“We are flattered at the similarities that your private label shoe shares with ours, but hoped the commonalities would include these environmentally-friendly materials as well. Alas, we’re here to help,” Zwillinger went on to say. “As we’ve done with over 100 other brands who were interested in implementing our renewable materials into their products, including direct competitors, we want to give you the components that would make this shoe not just look like ours, but also match our approach to sustainability.”

Zwillinger continued by describing Allbirds’ methods of creating its shoes, including repurposing material to make its soles in an environmentally-friendly way.

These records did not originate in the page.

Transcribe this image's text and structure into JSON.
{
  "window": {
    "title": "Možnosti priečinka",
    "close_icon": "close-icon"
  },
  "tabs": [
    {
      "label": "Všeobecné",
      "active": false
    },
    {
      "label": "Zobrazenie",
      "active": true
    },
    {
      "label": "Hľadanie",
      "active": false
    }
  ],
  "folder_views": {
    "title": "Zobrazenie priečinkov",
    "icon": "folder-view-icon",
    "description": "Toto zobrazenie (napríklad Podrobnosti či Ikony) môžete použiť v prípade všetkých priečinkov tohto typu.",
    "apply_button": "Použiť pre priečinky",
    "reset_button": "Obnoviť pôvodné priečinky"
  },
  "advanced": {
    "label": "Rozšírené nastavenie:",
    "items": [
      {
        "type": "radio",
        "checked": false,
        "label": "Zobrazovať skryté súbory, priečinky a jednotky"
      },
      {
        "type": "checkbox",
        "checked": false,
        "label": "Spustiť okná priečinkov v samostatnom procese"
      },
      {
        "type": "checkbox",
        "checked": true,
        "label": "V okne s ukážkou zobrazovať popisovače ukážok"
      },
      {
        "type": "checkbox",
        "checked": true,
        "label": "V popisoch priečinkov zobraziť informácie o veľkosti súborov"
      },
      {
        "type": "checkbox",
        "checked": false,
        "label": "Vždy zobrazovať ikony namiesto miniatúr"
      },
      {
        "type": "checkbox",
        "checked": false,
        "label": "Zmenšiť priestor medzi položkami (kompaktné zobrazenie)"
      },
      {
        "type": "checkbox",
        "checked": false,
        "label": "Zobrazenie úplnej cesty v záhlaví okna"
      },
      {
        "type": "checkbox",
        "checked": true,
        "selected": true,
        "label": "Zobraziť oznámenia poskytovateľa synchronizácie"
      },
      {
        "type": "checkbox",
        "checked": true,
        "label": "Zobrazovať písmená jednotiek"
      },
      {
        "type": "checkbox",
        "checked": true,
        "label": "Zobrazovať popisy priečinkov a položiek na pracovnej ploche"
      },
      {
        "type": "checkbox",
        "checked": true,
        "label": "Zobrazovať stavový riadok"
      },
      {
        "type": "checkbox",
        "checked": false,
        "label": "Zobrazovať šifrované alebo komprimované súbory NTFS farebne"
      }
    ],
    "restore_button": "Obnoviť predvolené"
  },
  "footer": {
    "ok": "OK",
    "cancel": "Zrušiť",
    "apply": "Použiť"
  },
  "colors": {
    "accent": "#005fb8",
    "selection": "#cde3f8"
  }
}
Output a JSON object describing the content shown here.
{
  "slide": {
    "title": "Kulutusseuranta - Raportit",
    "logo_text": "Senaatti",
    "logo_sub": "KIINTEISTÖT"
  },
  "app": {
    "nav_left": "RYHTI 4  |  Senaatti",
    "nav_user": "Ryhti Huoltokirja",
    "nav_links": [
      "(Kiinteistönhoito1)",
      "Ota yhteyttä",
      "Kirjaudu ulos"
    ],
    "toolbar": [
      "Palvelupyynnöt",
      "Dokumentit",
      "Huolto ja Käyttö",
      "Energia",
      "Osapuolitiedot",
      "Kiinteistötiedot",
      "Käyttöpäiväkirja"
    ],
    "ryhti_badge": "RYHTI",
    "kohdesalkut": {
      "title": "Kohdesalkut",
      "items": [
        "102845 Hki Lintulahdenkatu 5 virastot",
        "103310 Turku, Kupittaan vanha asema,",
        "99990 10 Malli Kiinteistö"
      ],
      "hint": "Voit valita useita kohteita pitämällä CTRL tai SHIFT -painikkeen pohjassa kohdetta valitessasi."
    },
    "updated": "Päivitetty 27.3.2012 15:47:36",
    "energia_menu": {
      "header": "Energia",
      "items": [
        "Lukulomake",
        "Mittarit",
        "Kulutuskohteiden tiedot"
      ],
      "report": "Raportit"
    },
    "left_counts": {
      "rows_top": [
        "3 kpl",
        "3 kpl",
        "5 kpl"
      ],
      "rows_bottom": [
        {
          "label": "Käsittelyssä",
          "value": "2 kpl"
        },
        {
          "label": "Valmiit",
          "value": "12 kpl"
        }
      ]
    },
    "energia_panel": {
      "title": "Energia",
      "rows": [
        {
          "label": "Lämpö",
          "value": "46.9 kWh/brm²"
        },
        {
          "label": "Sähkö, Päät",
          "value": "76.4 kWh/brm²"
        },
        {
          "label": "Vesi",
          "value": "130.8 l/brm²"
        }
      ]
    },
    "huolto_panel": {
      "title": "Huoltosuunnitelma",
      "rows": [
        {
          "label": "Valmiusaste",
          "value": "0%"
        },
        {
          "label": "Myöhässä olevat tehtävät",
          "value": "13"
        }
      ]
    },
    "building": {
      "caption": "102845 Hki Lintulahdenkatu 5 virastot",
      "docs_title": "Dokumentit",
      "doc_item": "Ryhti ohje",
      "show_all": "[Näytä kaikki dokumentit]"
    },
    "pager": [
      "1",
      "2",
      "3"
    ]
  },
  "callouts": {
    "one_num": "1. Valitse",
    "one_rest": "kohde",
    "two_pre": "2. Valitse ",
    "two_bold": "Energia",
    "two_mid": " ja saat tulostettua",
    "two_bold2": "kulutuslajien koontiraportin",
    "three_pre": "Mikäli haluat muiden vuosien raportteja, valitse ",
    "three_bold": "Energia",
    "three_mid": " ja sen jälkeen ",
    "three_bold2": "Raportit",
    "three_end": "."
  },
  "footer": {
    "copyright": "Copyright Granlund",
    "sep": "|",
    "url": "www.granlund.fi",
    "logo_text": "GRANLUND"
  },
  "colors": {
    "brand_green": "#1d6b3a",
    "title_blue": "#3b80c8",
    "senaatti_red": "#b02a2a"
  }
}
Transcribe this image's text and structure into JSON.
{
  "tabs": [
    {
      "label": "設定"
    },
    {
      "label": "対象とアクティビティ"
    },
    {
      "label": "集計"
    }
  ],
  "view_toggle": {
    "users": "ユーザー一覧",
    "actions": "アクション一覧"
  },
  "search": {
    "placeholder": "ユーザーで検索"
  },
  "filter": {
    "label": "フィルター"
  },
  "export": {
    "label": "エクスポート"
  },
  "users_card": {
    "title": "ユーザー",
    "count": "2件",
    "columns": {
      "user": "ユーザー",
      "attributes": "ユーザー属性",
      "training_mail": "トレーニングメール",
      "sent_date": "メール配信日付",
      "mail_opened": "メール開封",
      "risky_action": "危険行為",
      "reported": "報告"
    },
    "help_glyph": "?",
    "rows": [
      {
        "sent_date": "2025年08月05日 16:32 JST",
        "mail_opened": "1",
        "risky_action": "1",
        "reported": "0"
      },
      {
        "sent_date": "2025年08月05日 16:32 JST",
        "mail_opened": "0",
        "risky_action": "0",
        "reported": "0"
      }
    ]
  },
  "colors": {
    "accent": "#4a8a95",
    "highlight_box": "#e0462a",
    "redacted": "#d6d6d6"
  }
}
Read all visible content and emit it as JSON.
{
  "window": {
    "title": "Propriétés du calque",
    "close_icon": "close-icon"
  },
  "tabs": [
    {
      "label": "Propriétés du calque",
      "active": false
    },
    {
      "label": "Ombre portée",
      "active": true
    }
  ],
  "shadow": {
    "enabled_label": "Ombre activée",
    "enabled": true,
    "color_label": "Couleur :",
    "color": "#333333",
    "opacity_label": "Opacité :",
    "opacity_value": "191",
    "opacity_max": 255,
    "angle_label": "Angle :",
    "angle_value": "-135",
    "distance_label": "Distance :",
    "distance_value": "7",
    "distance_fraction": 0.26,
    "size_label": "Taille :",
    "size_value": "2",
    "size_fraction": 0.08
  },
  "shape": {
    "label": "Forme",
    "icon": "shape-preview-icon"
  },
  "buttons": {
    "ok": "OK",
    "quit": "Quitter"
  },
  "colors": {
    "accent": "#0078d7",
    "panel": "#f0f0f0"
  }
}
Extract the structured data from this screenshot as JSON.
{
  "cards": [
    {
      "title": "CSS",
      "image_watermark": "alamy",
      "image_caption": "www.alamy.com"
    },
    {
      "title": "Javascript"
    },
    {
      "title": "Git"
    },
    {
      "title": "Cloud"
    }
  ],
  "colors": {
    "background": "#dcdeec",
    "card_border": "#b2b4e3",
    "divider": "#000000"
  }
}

This isn’t the first time Zwillinger took aim at Amazon’s cheaper alternative to Allbirds. The co-CEO also addressed the incident back in September, when he told CNBC, “We’re a company of about 500 people total. I would suspect Amazon has more than double that in just lawyers.”

Keeping with the sustainability theme, Zwillinger concluded the letter by pleading with Bezos to, at the very least, use Allbirds’ open source technology when manufacturing the 206 Collective.

“If you replaced the oil-based products in your supply chain with this natural substitute (not just for one product, but all of them), we could jointly make a major dent in the fight against climate change.”

Despite copycats like Amazon, Allbirds is currently valued at $1.4 billion, making it a Silicon Valley unicorn that’s taken the sensible footwear industry by storm.

Allbirds Founders Accuse Amazon of Copying Sneakers in Note to Jeff Bezos